Напечатано:: Гость
Дата: Friday, 28 February 2020, 12:46


A Little / A Few

A Little / A Few

The expressions a little and a few mean some. If a noun is in singular, we use a little

Example: a little money

If a noun is in plural, we use a few

Example: a few friends

Countable / Uncountable Nouns

In connection with a little / a few people often speak of countable nouns and uncountable nouns.

Countable nouns have a singular and a plural form. In plural, these nouns can be used with a number (that's why they are called 'countable nouns'). Countable nouns take a few.

Example: 4 friends – a few friends

Uncountable nouns can only be used in singular. These nouns cannot be used with a number (that's why they are called 'uncountable nouns'). Uncountable nouns take a little.

Example:  a little money

Note: Of course you can count money – but then you would name the currency and say that you have got 3 euro (but not „3 money“).


A Little / A few or Little / Few

It's a difference if you use a little / a few or little / few. Without the article, the words have a limiting or negative meaning.

a little = some

 little = hardly any


I need a little money. - I need some money.

I need little money. - I need hardly any money.

a few = some

few = hardly any


A few friends visited me. - Some friends visited me.

Few friends visited me. - Hardly any friends visited me.


Without the article, little / few sound rather formal. That's why we don't use them very often in everyday English.

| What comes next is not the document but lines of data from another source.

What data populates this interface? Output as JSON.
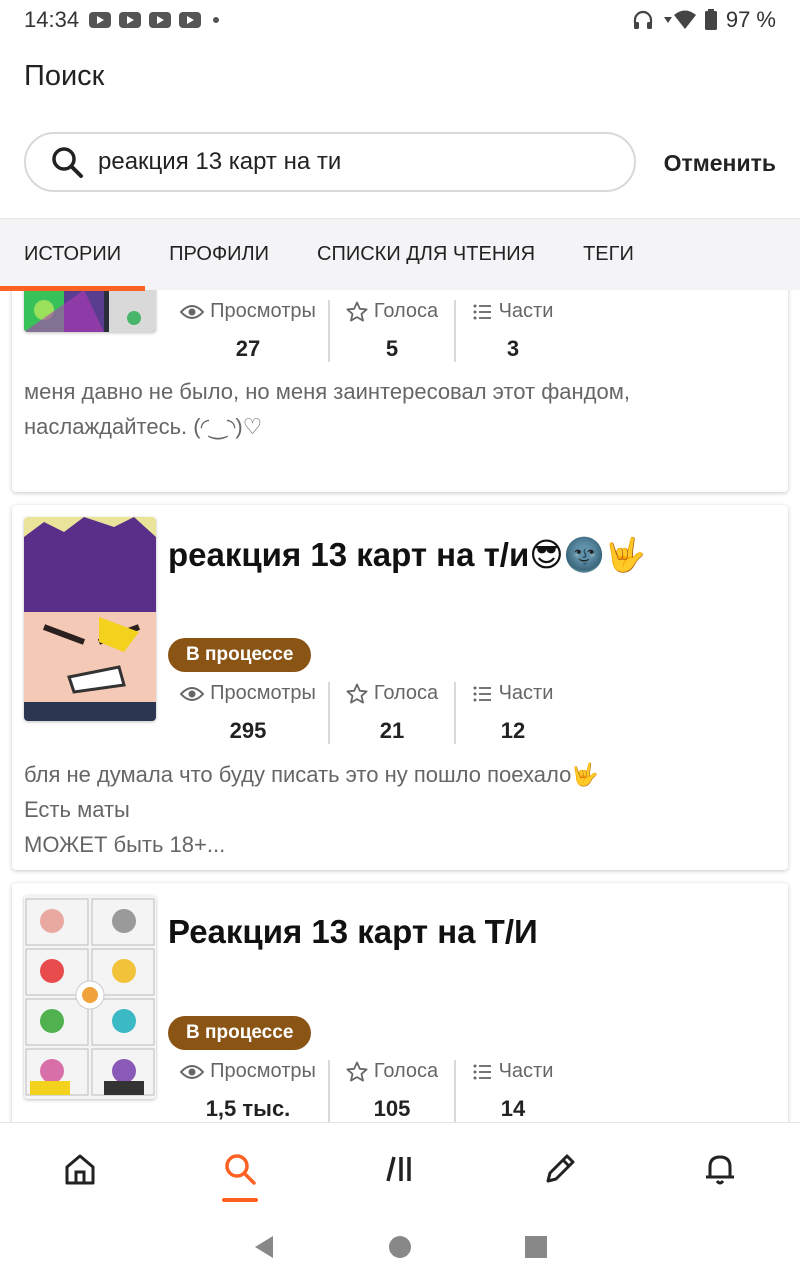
{
  "status_bar": {
    "time": "14:34",
    "battery": "97 %"
  },
  "header": {
    "title": "Поиск",
    "cancel_label": "Отменить"
  },
  "search": {
    "value": "реакция 13 карт на ти"
  },
  "tabs": [
    {
      "label": "ИСТОРИИ",
      "active": true
    },
    {
      "label": "ПРОФИЛИ"
    },
    {
      "label": "СПИСКИ ДЛЯ ЧТЕНИЯ"
    },
    {
      "label": "ТЕГИ"
    }
  ],
  "stat_labels": {
    "views": "Просмотры",
    "votes": "Голоса",
    "parts": "Части"
  },
  "stories": [
    {
      "views": "27",
      "votes": "5",
      "parts": "3",
      "description": [
        "меня давно не было, но меня заинтересовал этот фандом,",
        "наслаждайтесь. (◜‿◝)♡"
      ]
    },
    {
      "title": "реакция 13 карт на т/и😎🌚🤟",
      "status": "В процессе",
      "views": "295",
      "votes": "21",
      "parts": "12",
      "description": [
        "бля не думала что буду писать это ну пошло поехало🤟",
        "Есть маты",
        "МОЖЕТ быть 18+..."
      ]
    },
    {
      "title": "Реакция 13 карт на Т/И",
      "status": "В процессе",
      "views": "1,5 тыс.",
      "votes": "105",
      "parts": "14"
    }
  ],
  "colors": {
    "accent": "#ff6122",
    "badge": "#8a5415"
  }
}
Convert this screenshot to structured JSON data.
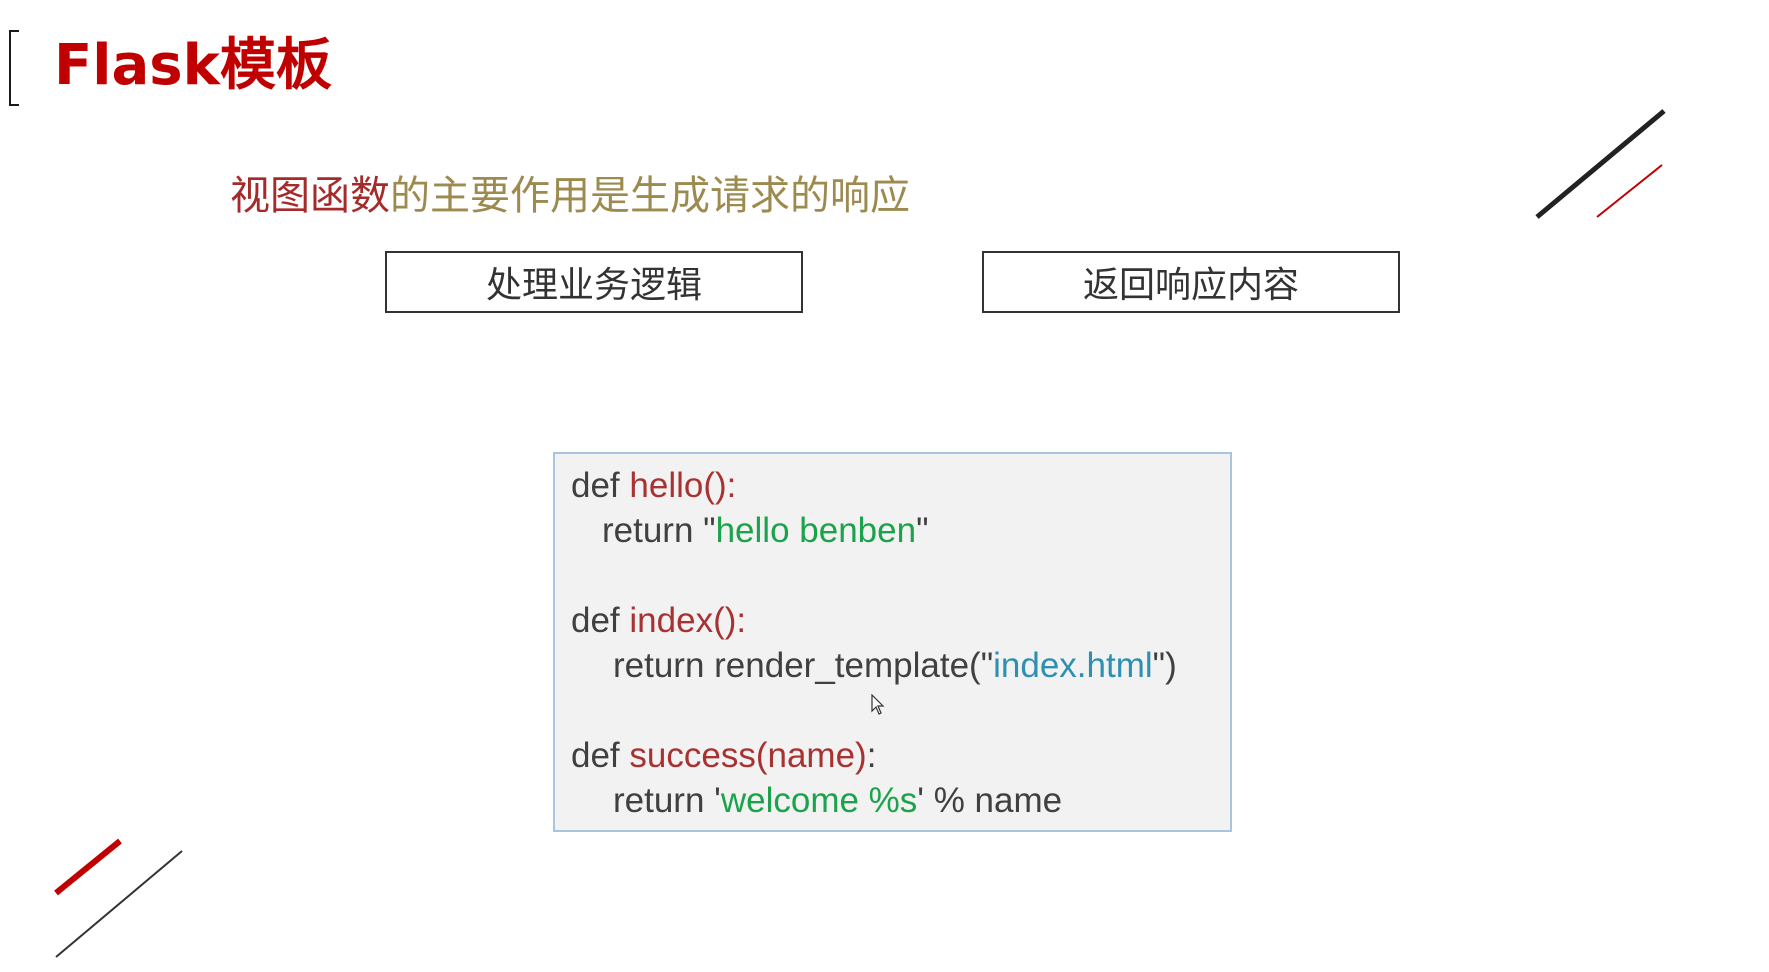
{
  "title": "Flask模板",
  "subtitle": {
    "accent": "视图函数",
    "rest": "的主要作用是生成请求的响应"
  },
  "boxes": {
    "left": "处理业务逻辑",
    "right": "返回响应内容"
  },
  "code": {
    "l1": {
      "kw": "def ",
      "fn": "hello():"
    },
    "l2": {
      "kw": "return \"",
      "str": "hello benben",
      "end": "\""
    },
    "l3": {
      "kw": "def ",
      "fn": "index():"
    },
    "l4": {
      "kw": "return render_template(\"",
      "str": "index.html",
      "end": "\")"
    },
    "l5": {
      "kw": "def ",
      "fn": "success(name)",
      "end": ":"
    },
    "l6": {
      "kw": "return '",
      "str": "welcome %s",
      "end": "' % name"
    }
  },
  "colors": {
    "title": "#c00000",
    "accent": "#a52a2a",
    "subtitle_rest": "#9c8a4e",
    "code_function": "#a83232",
    "code_string": "#1aa34a",
    "code_string_alt": "#2e8fb0",
    "code_border": "#a9c4df"
  },
  "icons": [
    "cursor-arrow-icon"
  ]
}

A negative sentence with much / many is more common here.


I need little money. = I do not need much money.

Few friends visited me. = Not many friends visited me.

Grammar material in Russian

You can find here this grammar material in Russian